Bookish Birthdays: Louisa Alcott
29th Nov 2010
At the time, I could not understand why Jo, my hero with whom I (and every other girl ever) identified so strongly, would refuse him.
Conversations online revealed many similar experiences to my own (though with slightly less bile), as well as a universal hatred for younger sister Amy. Everyone wants to be Jo; she is witty and kind and talented and generous.
When Joey from Friends reads Little Women, his horror at Rachel’s spoiler (“Beth dies”) was poignant to me because of its reminiscence of the hours of weeping this event produced on the books first reading years earlier.
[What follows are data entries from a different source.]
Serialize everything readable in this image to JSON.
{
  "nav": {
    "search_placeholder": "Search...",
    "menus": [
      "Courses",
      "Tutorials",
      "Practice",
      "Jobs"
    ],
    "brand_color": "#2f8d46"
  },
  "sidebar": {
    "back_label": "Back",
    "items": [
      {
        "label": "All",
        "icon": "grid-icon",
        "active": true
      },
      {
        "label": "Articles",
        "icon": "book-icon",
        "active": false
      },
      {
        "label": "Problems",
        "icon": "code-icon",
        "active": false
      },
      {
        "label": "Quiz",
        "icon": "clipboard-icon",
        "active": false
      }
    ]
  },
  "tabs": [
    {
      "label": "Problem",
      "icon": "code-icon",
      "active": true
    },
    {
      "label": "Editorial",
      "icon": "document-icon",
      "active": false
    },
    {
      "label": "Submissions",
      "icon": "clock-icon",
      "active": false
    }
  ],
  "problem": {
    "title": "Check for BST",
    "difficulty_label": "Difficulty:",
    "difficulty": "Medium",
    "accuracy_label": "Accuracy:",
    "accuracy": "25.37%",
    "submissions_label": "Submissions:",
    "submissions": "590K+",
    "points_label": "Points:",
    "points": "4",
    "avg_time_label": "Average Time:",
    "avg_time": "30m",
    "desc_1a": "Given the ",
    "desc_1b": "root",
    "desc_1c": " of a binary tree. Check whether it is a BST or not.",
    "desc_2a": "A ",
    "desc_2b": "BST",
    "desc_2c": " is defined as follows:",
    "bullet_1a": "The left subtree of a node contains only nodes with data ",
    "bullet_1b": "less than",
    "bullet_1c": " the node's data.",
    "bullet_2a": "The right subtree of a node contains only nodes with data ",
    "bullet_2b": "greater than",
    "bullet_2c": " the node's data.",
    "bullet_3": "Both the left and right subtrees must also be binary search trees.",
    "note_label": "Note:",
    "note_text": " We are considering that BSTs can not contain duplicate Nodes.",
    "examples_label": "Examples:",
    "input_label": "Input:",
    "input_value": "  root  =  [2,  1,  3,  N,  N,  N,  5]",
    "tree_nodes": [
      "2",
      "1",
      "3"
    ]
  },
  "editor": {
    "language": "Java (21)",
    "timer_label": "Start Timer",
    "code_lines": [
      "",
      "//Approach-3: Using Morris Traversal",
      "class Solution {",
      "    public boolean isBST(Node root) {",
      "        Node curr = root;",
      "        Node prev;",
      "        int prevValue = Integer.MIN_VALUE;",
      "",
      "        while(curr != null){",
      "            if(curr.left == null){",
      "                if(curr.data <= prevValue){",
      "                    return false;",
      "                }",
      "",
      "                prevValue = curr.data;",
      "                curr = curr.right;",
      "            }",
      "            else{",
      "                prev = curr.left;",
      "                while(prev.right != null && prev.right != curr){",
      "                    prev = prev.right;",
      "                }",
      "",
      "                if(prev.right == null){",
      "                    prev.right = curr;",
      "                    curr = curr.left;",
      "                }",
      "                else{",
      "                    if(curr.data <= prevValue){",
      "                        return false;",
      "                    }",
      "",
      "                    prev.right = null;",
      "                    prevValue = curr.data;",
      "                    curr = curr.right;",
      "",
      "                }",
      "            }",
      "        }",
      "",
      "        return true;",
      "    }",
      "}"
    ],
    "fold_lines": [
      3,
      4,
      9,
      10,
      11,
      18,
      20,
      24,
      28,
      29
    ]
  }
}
Meg, the slightly boring older sister has perhaps the most telling story; when she is trussed up for the ball all our secret fears of being accepted or secretly despised were brought to the surface.
This is truly a series of books that tells every aspect of ‘coming of age’ for young women, from tragedy to laughter; the silly fears of having a wrong-shaped nose to the all too awful horrors of an absent father in constant danger, and mortality in the young.
Its author, Louisa May Alcott, born on this day in 1832, had a life as worthy of celebration as much as her characters. Born in Philadelphia, like Jo she was the second of four sisters. The family eventually moved to Conchord, Massachusetts, where Little Women is set.
This is truly a series of books that tells every aspect of ‘coming of age’ for young women, from tragedy to laughter; the silly fears of having a wrong-shaped nose to the all too awful horrors of an absent father in constant danger, and mortality in the young.Like the March family, the Alcotts were members of the Transcendental Club, an intellectual organisation frustrated with the state of American culture at the time.
Louisa Alcott was a strident feminist and abolitionist. Campaigning for women’s suffrage, she was the first woman to register to vote in her home town.
During the American Civil War, Alcott volunteered as a nurse, caring for the wounded soldiers returning from the battle fields. Her abolitionist beliefs gave her a cause to fight for the North, who promised freedom for the slaves, and her family had harboured runaway slaves when she was a child.
Her war work was previously though to have contributed to her death, as she contracted typhoid treated by mercury poisoning, though it is now believed that Alcott had various underlying health problems including lupus. She died of a stroke aged 55.
Louisa Alcott wrote throughout her life, mostly serialized in magazines. Other stories of hers have been translated onto the silver screen, including An Old Fashioned Girl, which was adapted into a musical starring the gorgeous Gloria Jean.
Before Little Women, she also wrote sensationalist thrillers under the name A M Barnard, in order to make money for her poverty-stricken family. One of these thrillers, A Long Fatal Love Chase, was published for the first time under her name in 1995 to critical acclaim, despite being written in a hurry without half the care and attention lavished on Little Women.
Love Chase is now revered as a feminist classic, the heroine having being duped into marrying a murderer, instead of dying of shame like Victorian ladies were supposed to do, steals his fortune and goes on the run, making her own life in the process.
Louisa Alcott never married, and rumours about her sexuality abound. In an interview she claimed her single status was “… because I have fallen in love with so many pretty girls and never once the least bit with any man.”
Alcott wanted her heroine Jo to remain a single woman, writing and teaching and living her life the way she wanted. It was only the legions of fans writing to her demanding Jo find a suitable mate that led to the creation of Professor Bauer, her much older and intellectual husband supposedly based on Alcott’s father’s best friend.
Always addressing women’s problems carefully with thought and prudence, Louisa Alcott has been criticised for focusing too much on the home front in her most famous book.
It is my belief, however, that domesticity does not lose its importance in women’s lives just because the options for what to do outside the home have grown, and for the modern generation of not girls, but not yet women, Little Women remains as important and inspiring a classic as it has ever been.
My ten-year-old friend loves Jo just as much as I did fifteen years ago, and for this alone, Alcott’s legacy should be celebrated.